That didnt work, can you elaborate on: Send((IDelegateCreateExpression NYI)

thanks -





Re: .NET Base Class Library Cross Thread Problem with SerialPort DataReceived Event

Peter Ritchie

Sorry, I went the lazy route and ended up mixing in some C# principles (I've confirmed why I use C# for managed applications...). Here's some compiled and tested C++ code:

public ref class MyClass

{

public: // events

event EventHandler^ MyEvent;

private: // data

SynchronizationContext^ synchronizationContext;

public: // c'tor

MyClass()

{

this->synchronizationContext = SynchronizationContext::Current;

}

protected: // instance methods

void OnMyEvent(EventArgs^ e)

{

if ((this->synchronizationContext != nullptr))

{

SendOrPostCallback^ c = gcnew SendOrPostCallback(this, &MyClass::OnMyEventInternal);

synchronizationContext->Send(c, e);

}

else

{

this->MyEvent(this, e);

}

}

private: // implementation

void OnMyEventInternal(System::Object^ state)

{

this->MyEvent(this, dynamic_cast<EventArgs^>(state));

}

public: // instance methods

void SomethingToCauseEvent()

{

this->OnMyEvent(EventArgs::Empty);

}

};


And an example of its use:

private:

void myClass_MyEvent(Object^ sender, EventArgs^ e)

{

System::Diagnostics::Debug::WriteLine("test");

}

public:

SomeMethod(void)

{

MyClass^ myClass = gcnew MyClass() ;

myClass->MyEvent += gcnew EventHandler(this, &Form1::myClass_MyEvent);

myClass->SomethingToCauseEvent();

}






Re: .NET Base Class Library Cross Thread Problem with SerialPort DataReceived Event

Mikey0727

Thanks -

Last Question (I promise LOL) - in the C# example, to set the context, you use

Windows::Forms::WindowsFormsSynchronizationContext::Current

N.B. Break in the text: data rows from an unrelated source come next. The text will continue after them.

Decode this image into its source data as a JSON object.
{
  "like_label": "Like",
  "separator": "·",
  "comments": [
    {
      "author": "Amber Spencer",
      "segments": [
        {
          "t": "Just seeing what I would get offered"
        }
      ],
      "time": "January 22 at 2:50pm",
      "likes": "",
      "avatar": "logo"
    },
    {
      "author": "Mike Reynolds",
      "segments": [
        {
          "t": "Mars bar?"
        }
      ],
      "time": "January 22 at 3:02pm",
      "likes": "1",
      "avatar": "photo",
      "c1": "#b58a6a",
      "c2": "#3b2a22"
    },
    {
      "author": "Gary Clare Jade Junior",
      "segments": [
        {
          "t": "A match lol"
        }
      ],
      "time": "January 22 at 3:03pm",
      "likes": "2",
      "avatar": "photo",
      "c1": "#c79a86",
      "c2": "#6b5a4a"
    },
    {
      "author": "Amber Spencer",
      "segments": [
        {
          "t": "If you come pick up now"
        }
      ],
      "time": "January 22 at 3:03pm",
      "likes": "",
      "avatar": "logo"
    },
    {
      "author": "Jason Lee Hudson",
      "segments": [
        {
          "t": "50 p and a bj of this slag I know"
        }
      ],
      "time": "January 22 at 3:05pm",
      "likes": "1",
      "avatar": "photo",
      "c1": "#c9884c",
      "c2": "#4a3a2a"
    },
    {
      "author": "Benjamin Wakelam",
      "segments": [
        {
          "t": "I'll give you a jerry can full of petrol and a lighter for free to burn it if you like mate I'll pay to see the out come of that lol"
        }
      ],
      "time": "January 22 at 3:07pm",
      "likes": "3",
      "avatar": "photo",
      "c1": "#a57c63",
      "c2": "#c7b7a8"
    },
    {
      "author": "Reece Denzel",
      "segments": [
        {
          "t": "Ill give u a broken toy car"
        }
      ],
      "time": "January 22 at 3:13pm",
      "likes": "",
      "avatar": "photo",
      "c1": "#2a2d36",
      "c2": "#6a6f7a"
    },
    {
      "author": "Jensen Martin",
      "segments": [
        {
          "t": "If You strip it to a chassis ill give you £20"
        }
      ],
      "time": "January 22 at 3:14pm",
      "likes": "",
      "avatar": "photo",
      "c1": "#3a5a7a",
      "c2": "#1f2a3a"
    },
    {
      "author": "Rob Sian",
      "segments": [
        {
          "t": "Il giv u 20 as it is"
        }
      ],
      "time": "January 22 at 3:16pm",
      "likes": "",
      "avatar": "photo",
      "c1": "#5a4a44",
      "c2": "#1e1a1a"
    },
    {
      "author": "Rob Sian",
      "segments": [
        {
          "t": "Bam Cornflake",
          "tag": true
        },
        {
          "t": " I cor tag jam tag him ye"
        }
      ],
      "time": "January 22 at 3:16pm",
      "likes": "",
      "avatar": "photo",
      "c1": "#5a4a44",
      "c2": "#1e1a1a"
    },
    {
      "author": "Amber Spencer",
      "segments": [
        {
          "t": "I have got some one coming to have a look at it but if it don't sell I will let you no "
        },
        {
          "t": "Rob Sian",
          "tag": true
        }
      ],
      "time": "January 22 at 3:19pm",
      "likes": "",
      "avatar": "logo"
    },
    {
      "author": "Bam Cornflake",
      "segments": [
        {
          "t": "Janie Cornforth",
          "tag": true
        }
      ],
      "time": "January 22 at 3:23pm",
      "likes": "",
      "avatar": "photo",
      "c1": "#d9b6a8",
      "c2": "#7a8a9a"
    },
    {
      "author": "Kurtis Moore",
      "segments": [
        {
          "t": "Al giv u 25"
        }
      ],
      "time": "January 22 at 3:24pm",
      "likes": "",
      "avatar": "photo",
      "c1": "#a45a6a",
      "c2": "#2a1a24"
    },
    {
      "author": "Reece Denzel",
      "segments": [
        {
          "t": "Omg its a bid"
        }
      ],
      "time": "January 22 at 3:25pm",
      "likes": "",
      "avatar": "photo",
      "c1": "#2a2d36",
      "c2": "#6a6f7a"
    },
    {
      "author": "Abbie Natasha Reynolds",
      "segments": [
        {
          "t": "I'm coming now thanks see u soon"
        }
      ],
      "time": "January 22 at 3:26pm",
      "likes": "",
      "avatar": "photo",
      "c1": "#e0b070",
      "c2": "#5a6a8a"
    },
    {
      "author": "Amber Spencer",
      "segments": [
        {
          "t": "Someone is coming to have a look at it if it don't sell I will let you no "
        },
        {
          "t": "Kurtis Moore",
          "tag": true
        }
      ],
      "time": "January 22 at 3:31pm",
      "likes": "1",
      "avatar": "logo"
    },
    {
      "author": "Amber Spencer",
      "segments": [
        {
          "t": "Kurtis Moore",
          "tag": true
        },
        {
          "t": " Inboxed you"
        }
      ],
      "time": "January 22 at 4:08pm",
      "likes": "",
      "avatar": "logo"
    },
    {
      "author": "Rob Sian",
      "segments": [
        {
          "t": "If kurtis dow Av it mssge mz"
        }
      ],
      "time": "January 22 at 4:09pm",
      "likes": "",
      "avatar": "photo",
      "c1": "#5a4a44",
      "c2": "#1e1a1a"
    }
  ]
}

In the C++ example, you use:

System::Threading::SynchronizationContext::Current

Any impact from this difference